If  the  initial  draft  of  the  communique  is  anything  to  go  by, the specific items expected to feature in the communique  have  been  identified.  One  such  item  concerns the systematic integration of the development dimension  in  AU  initiatives  and  tools  as  well  as  in  the  division of responsibilities at AU and RECs/RMs. The other  is  the  harmonization  and  coordination  with  AU  specialised agencies particularly those with a mandate on  development  such  as  the  AU  Development  Agency/NEPAD. In terms of how to take the theme of the session  forward,  the  PSC  is  expected  to  request  the  Chairperson of the AU Commission to present a document  on  ‘a  multidimensional  approach  reflecting  the nexus between peace, security and development.’

It is envisaged that prior to the ministerial meeting, the PSC,  meeting  at  the  level  of  Ambassadors  at  the  AU  Observer Mission to the UN, will undertake further review of the draft communique.

Apart from those identified in the draft communique and further developed in the various review sessions on the communique, the PSC may consider to also look into the additional  questions  this  theme  raises  in  terms  of  how  best to pursue it within the framework of the mandate of the  PSC.  This  notably  includes  the  identification  of  the  mechanisms for integrating the development dimension in  all  the  peace  and  security  tools  and  interventions  of  the AU beyond the early warning system as envisaged in Article  12(4).  The  communique  could  also  envisage  the  identification of the role of the development institutions of  the  AU  and  its  partner  organizations  as  well  as  their  systematic and targeted deployment across the conflict continuum. Given its direct relevance for this theme, it is of  particular  importance  for  the  communique  to  make  reference to and draw on AU PCRD Policy Framework.
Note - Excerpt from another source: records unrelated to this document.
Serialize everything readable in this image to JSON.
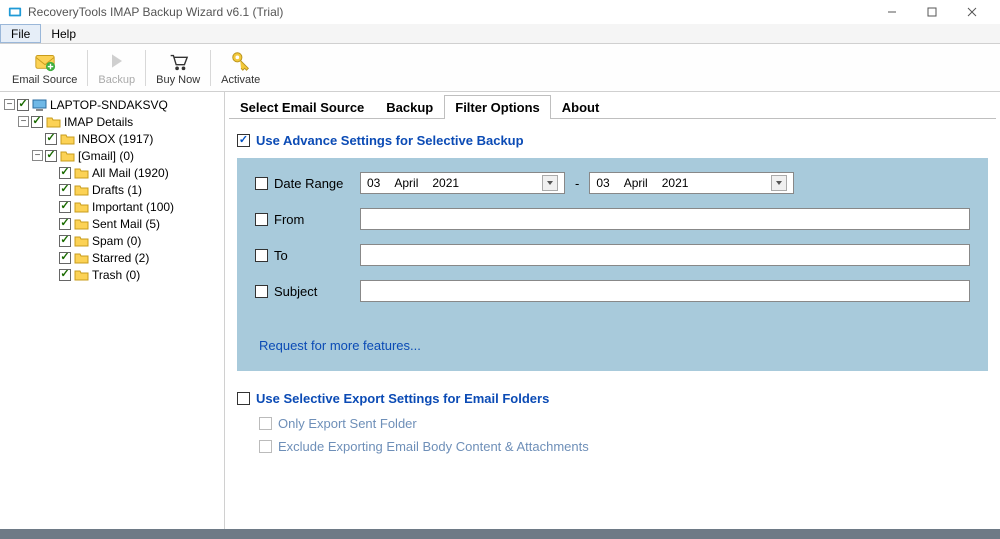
{
  "window": {
    "title": "RecoveryTools IMAP Backup Wizard v6.1 (Trial)"
  },
  "menu": {
    "file": "File",
    "help": "Help"
  },
  "toolbar": {
    "email_source": "Email Source",
    "backup": "Backup",
    "buy_now": "Buy Now",
    "activate": "Activate"
  },
  "tree": {
    "root": "LAPTOP-SNDAKSVQ",
    "imap_details": "IMAP Details",
    "inbox": "INBOX (1917)",
    "gmail": "[Gmail] (0)",
    "all_mail": "All Mail (1920)",
    "drafts": "Drafts (1)",
    "important": "Important (100)",
    "sent_mail": "Sent Mail (5)",
    "spam": "Spam (0)",
    "starred": "Starred (2)",
    "trash": "Trash (0)"
  },
  "tabs": {
    "select_source": "Select Email Source",
    "backup": "Backup",
    "filter_options": "Filter Options",
    "about": "About"
  },
  "filter": {
    "advance_label": "Use Advance Settings for Selective Backup",
    "date_range": "Date Range",
    "from": "From",
    "to": "To",
    "subject": "Subject",
    "date1_day": "03",
    "date1_month": "April",
    "date1_year": "2021",
    "date2_day": "03",
    "date2_month": "April",
    "date2_year": "2021",
    "dash": "-",
    "request_link": "Request for more features...",
    "selective_export": "Use Selective Export Settings for Email Folders",
    "only_sent": "Only Export Sent Folder",
    "exclude_body": "Exclude Exporting Email Body Content & Attachments"
  }
}
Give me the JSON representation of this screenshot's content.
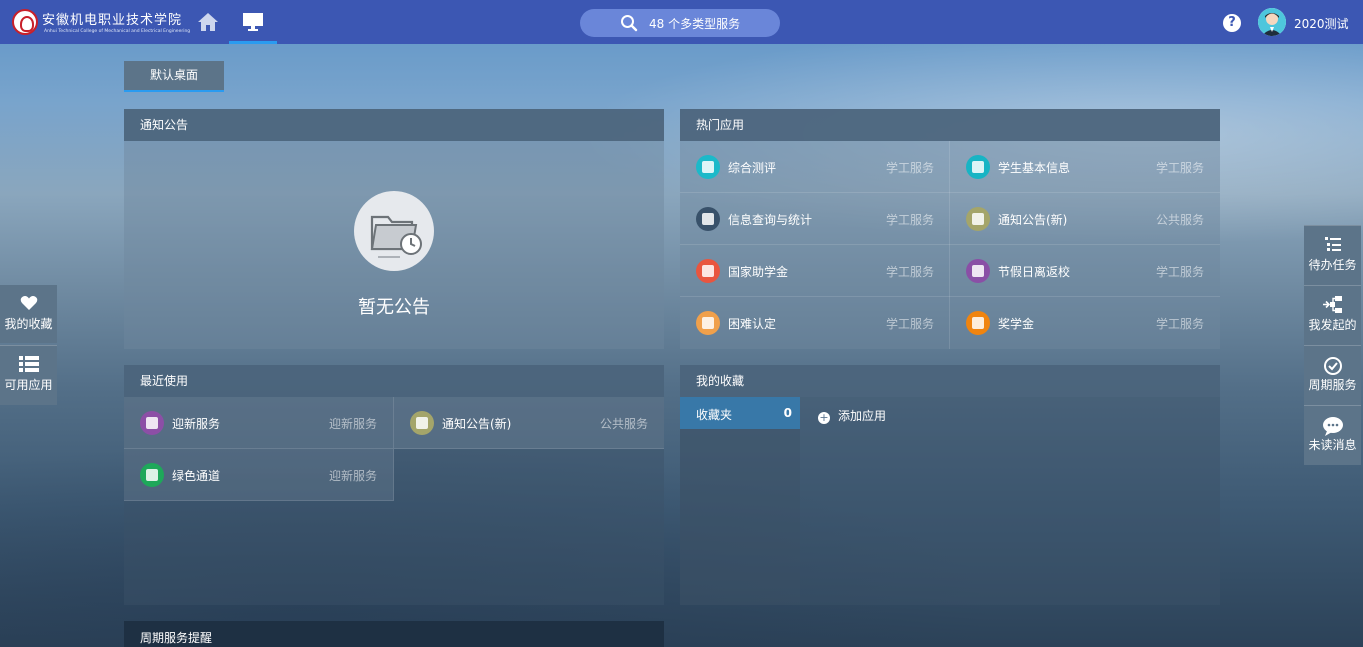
{
  "header": {
    "school_name_cn": "安徽机电职业技术学院",
    "school_name_en": "Anhui Technical College of Mechanical and Electrical Engineering",
    "search_text": "48 个多类型服务",
    "help_label": "?",
    "user_name": "2020测试"
  },
  "tabs": {
    "desktop_tab": "默认桌面"
  },
  "notice": {
    "title": "通知公告",
    "empty_text": "暂无公告"
  },
  "hot_apps": {
    "title": "热门应用",
    "items": [
      {
        "name": "综合测评",
        "category": "学工服务"
      },
      {
        "name": "学生基本信息",
        "category": "学工服务"
      },
      {
        "name": "信息查询与统计",
        "category": "学工服务"
      },
      {
        "name": "通知公告(新)",
        "category": "公共服务"
      },
      {
        "name": "国家助学金",
        "category": "学工服务"
      },
      {
        "name": "节假日离返校",
        "category": "学工服务"
      },
      {
        "name": "困难认定",
        "category": "学工服务"
      },
      {
        "name": "奖学金",
        "category": "学工服务"
      }
    ]
  },
  "recent": {
    "title": "最近使用",
    "items": [
      {
        "name": "迎新服务",
        "category": "迎新服务"
      },
      {
        "name": "通知公告(新)",
        "category": "公共服务"
      },
      {
        "name": "绿色通道",
        "category": "迎新服务"
      }
    ]
  },
  "favorites": {
    "title": "我的收藏",
    "folder_label": "收藏夹",
    "folder_count": "0",
    "add_label": "添加应用",
    "add_icon": "+"
  },
  "periodic": {
    "title": "周期服务提醒"
  },
  "left_sidebar": [
    {
      "label": "我的收藏",
      "icon": "heart-icon"
    },
    {
      "label": "可用应用",
      "icon": "list-icon"
    }
  ],
  "right_sidebar": [
    {
      "label": "待办任务",
      "icon": "tasks-icon"
    },
    {
      "label": "我发起的",
      "icon": "flow-icon"
    },
    {
      "label": "周期服务",
      "icon": "cycle-check-icon"
    },
    {
      "label": "未读消息",
      "icon": "chat-icon"
    }
  ],
  "colors": {
    "topbar": "#3c57b3",
    "accent": "#2a9bf0",
    "sidebar": "#5c7489"
  }
}
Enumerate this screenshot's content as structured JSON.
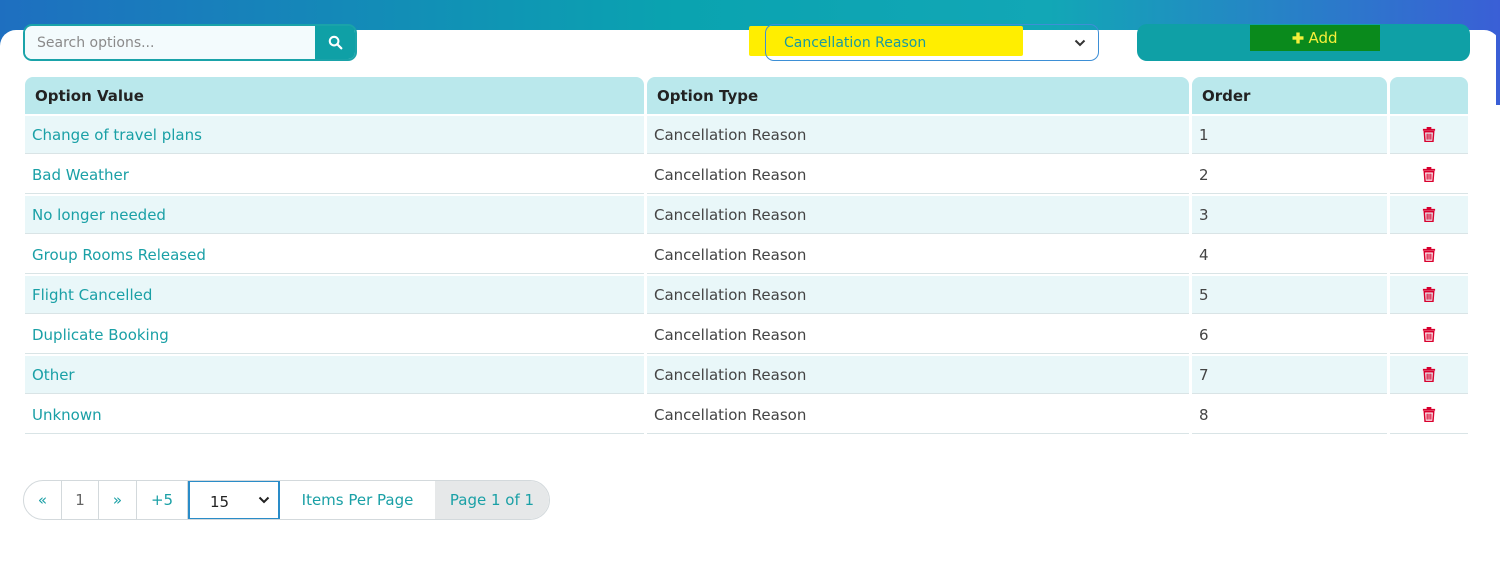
{
  "search": {
    "placeholder": "Search options..."
  },
  "type_filter": {
    "selected": "Cancellation Reason"
  },
  "add_button": {
    "label": "Add"
  },
  "table": {
    "headers": [
      "Option Value",
      "Option Type",
      "Order",
      ""
    ],
    "rows": [
      {
        "value": "Change of travel plans",
        "type": "Cancellation Reason",
        "order": "1"
      },
      {
        "value": "Bad Weather",
        "type": "Cancellation Reason",
        "order": "2"
      },
      {
        "value": "No longer needed",
        "type": "Cancellation Reason",
        "order": "3"
      },
      {
        "value": "Group Rooms Released",
        "type": "Cancellation Reason",
        "order": "4"
      },
      {
        "value": "Flight Cancelled",
        "type": "Cancellation Reason",
        "order": "5"
      },
      {
        "value": "Duplicate Booking",
        "type": "Cancellation Reason",
        "order": "6"
      },
      {
        "value": "Other",
        "type": "Cancellation Reason",
        "order": "7"
      },
      {
        "value": "Unknown",
        "type": "Cancellation Reason",
        "order": "8"
      }
    ]
  },
  "pagination": {
    "prev": "«",
    "page": "1",
    "next": "»",
    "jump": "+5",
    "page_size": "15",
    "items_per_page_label": "Items Per Page",
    "page_info": "Page 1 of 1"
  },
  "colors": {
    "accent": "#0fa0a6",
    "header_bg": "#bae8ec",
    "row_alt_bg": "#e9f7f9",
    "delete": "#d9002e",
    "highlight_yellow": "#ffee00",
    "add_highlight_green": "#0a8a1c"
  },
  "icons": {
    "search": "search-icon",
    "add": "plus-icon",
    "delete": "trash-icon",
    "dropdown": "chevron-down-icon"
  }
}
Reference  could  also  be  made  to  Agenda  2063  and  the  2030 Agenda for Sustainable Development as well as various  UN  initiatives  notably  the  Peace  Building  Commission and UN Security Council Resolution 2282(2016).